Once we have a fish aboard there are several options as how to proceed. First, I immediately cover the fish’s eyes with my hand or a rag which calms it down. Next, the fish typically gets some rum in its gills. We like to share and it’s a somewhat happy humane ending. However, for tuna there is no rum involved. They are unique in that they and mackerel sharks are the only species of fish that can maintain a body temperature higher than that of the surrounding water. Therefore, they need to be bled out to prevent the meat from spoiling. This requires cutting a vein while holding the fish to prevent the cockpit from turning into a horror film scene.
As soon as Hoku saw we had a tuna she asked me if I would make one of her favorite fish recipes, Blackened Tuna Sushi. It’s one of my favorite sushi recipes and very easy to prepare. The difficulty is in getting the fresh tuna which we just happen to have.
- 1-2 slabs of sushi grade raw tuna
- 2 Tbs Fennel seeds or 1 tsp ground
- 1 Tbs brown sugar
- 1 garlic clove finely chopped
- ½ tsp each ground nutmeg, cinnamon, white pepper, black pepper and salt
- ¼ tsp ground red pepper
- ¼ stick butter
- soy sauce and wasabi for serving
- Combine all herbs and spices and grind in grinder or chop finely with a knife creating a dry rub.

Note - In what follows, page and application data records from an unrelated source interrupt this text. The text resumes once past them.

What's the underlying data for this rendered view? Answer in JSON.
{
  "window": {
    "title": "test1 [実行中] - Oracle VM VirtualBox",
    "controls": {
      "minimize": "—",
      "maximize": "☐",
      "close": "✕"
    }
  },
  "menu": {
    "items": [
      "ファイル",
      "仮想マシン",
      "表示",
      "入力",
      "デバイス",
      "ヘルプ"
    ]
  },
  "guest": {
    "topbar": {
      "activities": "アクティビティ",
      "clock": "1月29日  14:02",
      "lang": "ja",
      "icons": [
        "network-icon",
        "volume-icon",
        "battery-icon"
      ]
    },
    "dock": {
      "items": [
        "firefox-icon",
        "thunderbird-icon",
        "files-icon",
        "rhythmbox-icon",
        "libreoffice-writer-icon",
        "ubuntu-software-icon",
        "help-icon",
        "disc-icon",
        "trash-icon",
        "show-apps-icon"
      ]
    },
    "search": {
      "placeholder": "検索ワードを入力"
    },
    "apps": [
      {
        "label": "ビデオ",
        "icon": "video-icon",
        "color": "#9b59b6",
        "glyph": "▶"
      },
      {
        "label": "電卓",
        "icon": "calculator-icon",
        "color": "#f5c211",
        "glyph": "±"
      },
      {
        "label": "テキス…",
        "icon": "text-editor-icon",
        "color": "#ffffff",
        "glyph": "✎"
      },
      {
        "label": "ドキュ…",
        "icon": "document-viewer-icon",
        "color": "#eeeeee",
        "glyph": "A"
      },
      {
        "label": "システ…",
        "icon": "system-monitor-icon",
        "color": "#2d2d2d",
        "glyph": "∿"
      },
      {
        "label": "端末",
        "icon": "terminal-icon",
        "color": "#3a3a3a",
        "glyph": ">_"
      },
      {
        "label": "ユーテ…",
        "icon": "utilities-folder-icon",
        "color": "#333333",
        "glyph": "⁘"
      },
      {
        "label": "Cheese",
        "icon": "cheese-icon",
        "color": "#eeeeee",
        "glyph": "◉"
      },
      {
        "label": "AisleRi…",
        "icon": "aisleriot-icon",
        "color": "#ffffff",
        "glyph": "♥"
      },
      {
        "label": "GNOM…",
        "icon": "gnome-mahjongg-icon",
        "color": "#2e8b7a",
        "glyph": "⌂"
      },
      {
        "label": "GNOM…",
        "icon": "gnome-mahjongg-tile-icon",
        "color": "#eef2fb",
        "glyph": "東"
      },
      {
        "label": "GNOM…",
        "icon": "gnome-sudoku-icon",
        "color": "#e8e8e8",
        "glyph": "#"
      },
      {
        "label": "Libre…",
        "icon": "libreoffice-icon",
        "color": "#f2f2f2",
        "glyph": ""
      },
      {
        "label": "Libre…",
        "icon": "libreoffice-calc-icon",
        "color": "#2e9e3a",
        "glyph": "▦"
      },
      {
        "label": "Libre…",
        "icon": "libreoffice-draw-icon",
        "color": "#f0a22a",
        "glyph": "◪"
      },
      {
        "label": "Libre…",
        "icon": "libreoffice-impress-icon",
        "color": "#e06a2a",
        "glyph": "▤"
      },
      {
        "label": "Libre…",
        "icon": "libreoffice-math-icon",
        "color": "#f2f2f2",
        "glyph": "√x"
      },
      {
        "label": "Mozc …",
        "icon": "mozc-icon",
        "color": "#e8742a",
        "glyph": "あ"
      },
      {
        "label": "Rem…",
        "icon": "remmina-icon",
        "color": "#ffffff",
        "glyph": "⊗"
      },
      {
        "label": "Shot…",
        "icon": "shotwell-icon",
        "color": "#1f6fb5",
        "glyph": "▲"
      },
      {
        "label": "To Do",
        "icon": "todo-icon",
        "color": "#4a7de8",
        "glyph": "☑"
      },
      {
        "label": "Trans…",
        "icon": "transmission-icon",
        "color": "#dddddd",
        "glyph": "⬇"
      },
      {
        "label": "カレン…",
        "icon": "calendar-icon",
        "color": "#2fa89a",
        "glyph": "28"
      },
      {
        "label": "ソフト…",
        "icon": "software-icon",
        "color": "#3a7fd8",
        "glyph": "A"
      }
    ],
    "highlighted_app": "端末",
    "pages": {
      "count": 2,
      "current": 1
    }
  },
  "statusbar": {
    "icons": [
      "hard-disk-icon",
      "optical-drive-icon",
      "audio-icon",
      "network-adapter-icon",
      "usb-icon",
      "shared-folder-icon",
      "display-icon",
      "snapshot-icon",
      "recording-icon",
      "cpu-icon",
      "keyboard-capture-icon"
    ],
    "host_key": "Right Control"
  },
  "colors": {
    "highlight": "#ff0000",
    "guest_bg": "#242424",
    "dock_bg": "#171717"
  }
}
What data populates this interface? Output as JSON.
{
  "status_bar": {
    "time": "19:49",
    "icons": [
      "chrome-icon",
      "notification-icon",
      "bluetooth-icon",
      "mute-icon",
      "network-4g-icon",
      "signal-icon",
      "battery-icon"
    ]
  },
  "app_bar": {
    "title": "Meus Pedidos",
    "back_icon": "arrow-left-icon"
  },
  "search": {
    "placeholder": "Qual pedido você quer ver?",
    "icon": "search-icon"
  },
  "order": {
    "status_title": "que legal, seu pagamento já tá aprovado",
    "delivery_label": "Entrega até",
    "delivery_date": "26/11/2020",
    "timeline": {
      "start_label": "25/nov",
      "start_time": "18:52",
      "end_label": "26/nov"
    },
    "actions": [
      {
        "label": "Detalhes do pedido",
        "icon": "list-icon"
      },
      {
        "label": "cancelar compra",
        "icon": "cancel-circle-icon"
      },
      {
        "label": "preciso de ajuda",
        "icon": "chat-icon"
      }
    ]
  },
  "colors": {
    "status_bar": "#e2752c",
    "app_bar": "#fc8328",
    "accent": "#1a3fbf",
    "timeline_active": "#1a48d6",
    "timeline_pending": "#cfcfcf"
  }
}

Heat butter in frying pan until melted the roll tuna in butter. Use a plate or flat dish and spread rub evenly then roll the tuna to cover all sides with rub.
- Heat butter being careful not to burn and sear tuna in butter for 5-7 seconds on each side. Remove and use a sharp knife to slice the tuna into ¼ inch thick slices and arrange on a plate or serving dish. Serve immediately with soy sauce and wasabi. In Japanese tradition pinch the wasabi with your thumb and two fingers to form a mini Mt. Fuji.